9. Whether, following the events described in interrogatory 8, 'did not Sir Robert send to *John Frankish* the then undersheriff for warrants upon both the executions (although that of £40 were discharged as aforesaid) and caused Thomas Nicholls (Sir Robert's men being named for bailiffs on the warrants) to be carried to gaole on a Sunday and whether Thomas was not detained in prison *upon the said warrant onlie* for the space of about ten months then following... And did Sir Robert take all of the execution money upon the bond for £10 being £22 10s for £10 principal?'

10. Whether 'during the time that Thomas Nicholls was imprisoned did not Sir Robert seize upon and take into his possession all Thomas his estate, houses and lands and had let thereof to tenants and received the rents and profits thereof and yet keepeth Thomas Nicholls out of possession to the utter undoing of Thomas and his children (as the witness doth know or believe or hath credibly heard)?'

11. Whether 'Jane the wife of John Frankish, *at such time as the defendant Nicholls was at Frankish house*, did call Sir Robert Bannister Trunks, saying that her former husband Mr Dunne called him, Trunks, and gave him that name and never called him otherwise; and withal telling of diverse passages of differences which had been betweene Sir Robert and her husband Dunne still terming Sir Robert by the name of trunks... How and by what meanes Sir Robert was soe termed or called, and by whome and when, where and upon what occasion, and in whose presence?'

No date.

Signed by Joseph Martin.

Summary of proceedings

Dr Duck acted as counsel for Bannester, Dr Martin for Nicholls. On 4 February 1640, Nichols was fined £15 damages and 20 marks expenses and ordered to perform a submission at the next Buckinghamshire assizes.


Sir Robert Bannester appeared in the Visitation of Buckinghamshire in 1634, married to Mary, daughter of Sir Thomas Peyton of Knolton, co. Kent, knt.

W. H. Rylands (ed.), The Visitation of the County of Buckingham, 1634 (Publications of the Harleian Society, 58, 1909), p. 6.

For Bannester's activities as ship money sheriff in which he also became embroiled in a dispute with John Cartwright of Aynho, see CSP Dom. 1636-7 , pp.434, 471, 501, 510; CSP Dom. 1637 , pp.18, 53, 259, 333-4, 386, 401, 429; CSP Dom. 1638-9 , p.396 and Nigel Jackson, 'The Collection of Ship Money in Northamptonshire, 1635-1640', (University of Birmingham, M Phil thesis, 1987).

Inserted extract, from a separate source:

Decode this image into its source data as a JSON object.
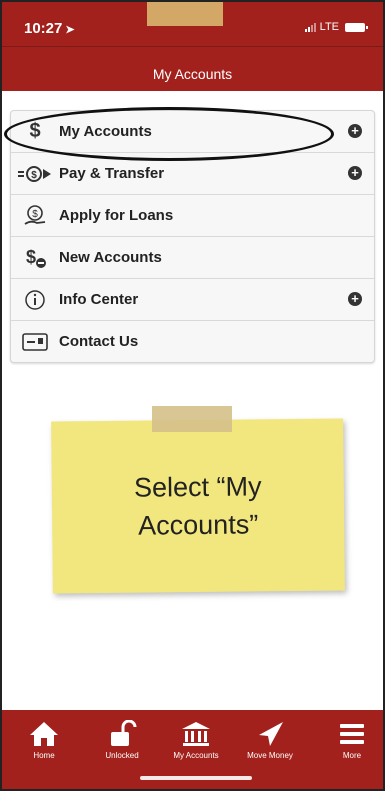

For Bannester as a Laudian patron and Arminian sympathiser, see John Fielding, 'Conformists, Puritans and the Church Courts: the Diocese of Peterborough, 1603-1642', (University of Birmingham, PhD thesis, 1989).

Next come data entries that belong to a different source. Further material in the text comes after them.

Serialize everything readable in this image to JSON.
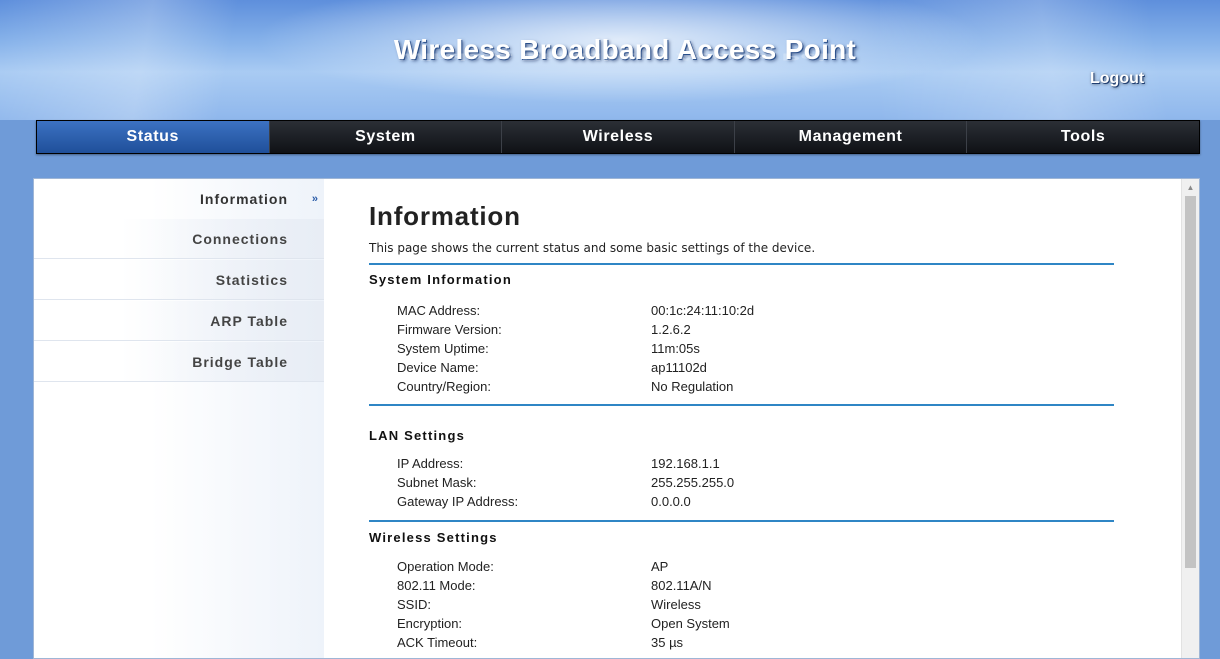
{
  "header": {
    "title": "Wireless Broadband Access Point",
    "logout": "Logout"
  },
  "nav": {
    "tabs": [
      {
        "label": "Status",
        "active": true
      },
      {
        "label": "System",
        "active": false
      },
      {
        "label": "Wireless",
        "active": false
      },
      {
        "label": "Management",
        "active": false
      },
      {
        "label": "Tools",
        "active": false
      }
    ]
  },
  "sidebar": {
    "items": [
      {
        "label": "Information",
        "active": true
      },
      {
        "label": "Connections",
        "active": false
      },
      {
        "label": "Statistics",
        "active": false
      },
      {
        "label": "ARP Table",
        "active": false
      },
      {
        "label": "Bridge Table",
        "active": false
      }
    ],
    "active_marker": "»"
  },
  "main": {
    "title": "Information",
    "description": "This page shows the current status and some basic settings of the device.",
    "sections": [
      {
        "title": "System Information",
        "rows": [
          {
            "label": "MAC Address:",
            "value": "00:1c:24:11:10:2d"
          },
          {
            "label": "Firmware Version:",
            "value": "1.2.6.2"
          },
          {
            "label": "System Uptime:",
            "value": "11m:05s"
          },
          {
            "label": "Device Name:",
            "value": "ap11102d"
          },
          {
            "label": "Country/Region:",
            "value": "No Regulation"
          }
        ]
      },
      {
        "title": "LAN Settings",
        "rows": [
          {
            "label": "IP Address:",
            "value": "192.168.1.1"
          },
          {
            "label": "Subnet Mask:",
            "value": "255.255.255.0"
          },
          {
            "label": "Gateway IP Address:",
            "value": "0.0.0.0"
          }
        ]
      },
      {
        "title": "Wireless Settings",
        "rows": [
          {
            "label": "Operation Mode:",
            "value": "AP"
          },
          {
            "label": "802.11 Mode:",
            "value": "802.11A/N"
          },
          {
            "label": "SSID:",
            "value": "Wireless"
          },
          {
            "label": "Encryption:",
            "value": "Open System"
          },
          {
            "label": "ACK Timeout:",
            "value": "35 µs"
          }
        ]
      }
    ]
  },
  "colors": {
    "accent_rule": "#2f86c5",
    "nav_active": "#2b62b0",
    "nav_bg": "#15181d"
  }
}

  • Initial proceedings
    • Plaintiff's bond: 6/83 (27 Jun 1639)
    • Petition to Maltravers: 6/84 (29 Jun 1639)
    • Defendant's bond: 6/98 (6 Jul 1639)
    • Libel: 20/3b (no date)
  • Plaintiff's case
    • Defence interrogatories: 14/3s (no date)
  • Proceedings
    • Proceedings before Maltravers: 8/31 (4 Feb 1640)

People mentioned in the case

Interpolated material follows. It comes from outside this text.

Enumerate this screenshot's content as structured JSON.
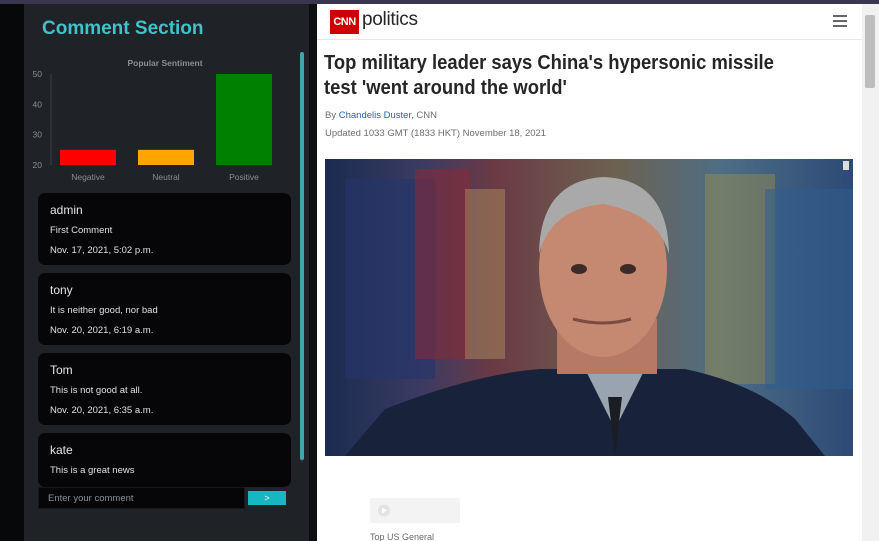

  • Bannester, Mary (also Bannastre, Banister)
  • Bannester, Robert, knight (also Bannastre, Banister)
  • Cartwright, John
  • Duck, Arthur, lawyer
  • Dunne, Mr
  • Frankish, John, under sheriff
  • Howard, Henry, baron Maltravers
  • Lloyd, James, esq
  • Martin, Joseph, lawyer (also Martyn)
  • Nicholls, Thomas
  • Nicholls, William, gent
  • Peyton, Thomas, knight
  • Terrick, Humphrey, lawyer
  • Thorne, George
  • Watson, John

Places mentioned in the case

  • Buckinghamshire
    • Water Stratford
  • Kent
    • Knolton
  • Middlesex
    • St Clement Danes
    • Westminster
  • Northamptonshire
    • Aynho
    • Passenham
    • Peterborough

Topics of the case

  • Arminian
  • assizes
  • Court of the Green Cloth
  • denial of gentility
  • high sheriff
  • inns of court
  • justice of the peace
  • Laudian
  • nicknaming
  • office-holding
  • other courts
  • Puritan
  • ship money
  • under sheriff